Recording some of the lowest figures seen in the last five-year period, the latest piracy report shows that in the first half of 2017, there were a total of 87 reported incidents, compared to 98 in the same period of last year.
In comparison, there were 138 incidents in the first half of 2013, 116 in the first half of 2014, and 134 in the first half of 2015.
Among the 87 incidents in the first half of this year, 63 vessels were boarded, 12 fired upon, four hijacked and attacks were attempted on another eight vessels. A total of 63 crew have been taken hostage so far this year while 41 have been kidnapped, three injured and two killed.
Also among the 87 cases, 19 were product tankers, 18 were bulk carriers, seven were chemical tankers, and 43 were other vessels.
One of the most recent case happened at end-June when six heavily armed pirates hijacked a small Thai product tanker en route from Singapore to Songkhla, Thailand.
The incident followed a similar pattern to a series of product tanker hijackings in the region which occurred approximately every two weeks between April 2014 and August 2015, according to the ICC IMB report.
“To prevent criminal gangs carrying out attacks on other product tankers, the IMB PRC is calling on Malaysian and Indonesian authorities to take robust action, in the same vein as their response which brought perpetrators of the previous spate of attacks to justice,” said Mukundan, director of IMB.

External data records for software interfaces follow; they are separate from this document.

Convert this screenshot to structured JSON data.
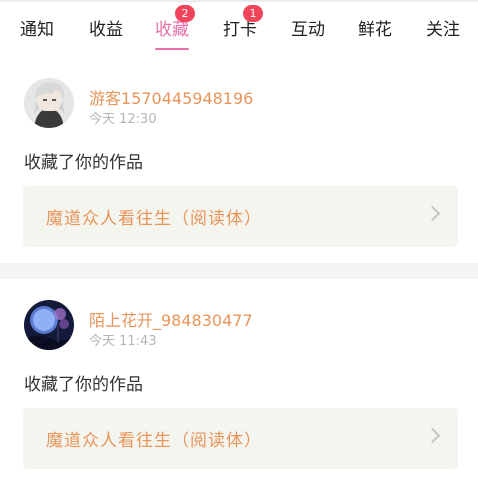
{
  "tabs": [
    {
      "label": "通知"
    },
    {
      "label": "收益"
    },
    {
      "label": "收藏",
      "badge": "2",
      "active": true
    },
    {
      "label": "打卡",
      "badge": "1"
    },
    {
      "label": "互动"
    },
    {
      "label": "鲜花"
    },
    {
      "label": "关注"
    }
  ],
  "feed": [
    {
      "username": "游客1570445948196",
      "time": "今天 12:30",
      "action": "收藏了你的作品",
      "work_title": "魔道众人看往生（阅读体）",
      "avatar_icon": "anime-avatar-white-hair"
    },
    {
      "username": "陌上花开_984830477",
      "time": "今天 11:43",
      "action": "收藏了你的作品",
      "work_title": "魔道众人看往生（阅读体）",
      "avatar_icon": "night-moon-avatar"
    }
  ],
  "colors": {
    "accent": "#e870a8",
    "badge": "#f0455a",
    "username": "#e8955a",
    "card_bg": "#f5f5ef"
  }
}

Elsewhere at the Horn of Africa, Somali pirates continue to pose grave threats to merchant ships, with the hijacking of an Indian dhow in early-April among one of five reported incidents off Somalia in the second quarter.
Pirates in Nigeria, on the other hand, continues to dominate when it comes to reports of kidnapping. So far this year they have been responsible for the abduction of 31 crew in five reported incidents. The numbers include 14 crew members taken from two separate vessels in the second quarter.
Violence against crew members continues with half of all reports of vessels being fired upon coming from Nigeria, the ICC IMB report stated.
Recognising the need to get a clearer understanding of the depth of under-reporting in the Gulf of Guinea region, the IMB in association with Oceans Beyond Piracy, has proposed the idea of a ‘Community of Reporting’, a project aimed at encouraging all stakeholders to share reports of piracy and armed robbery with the IMB.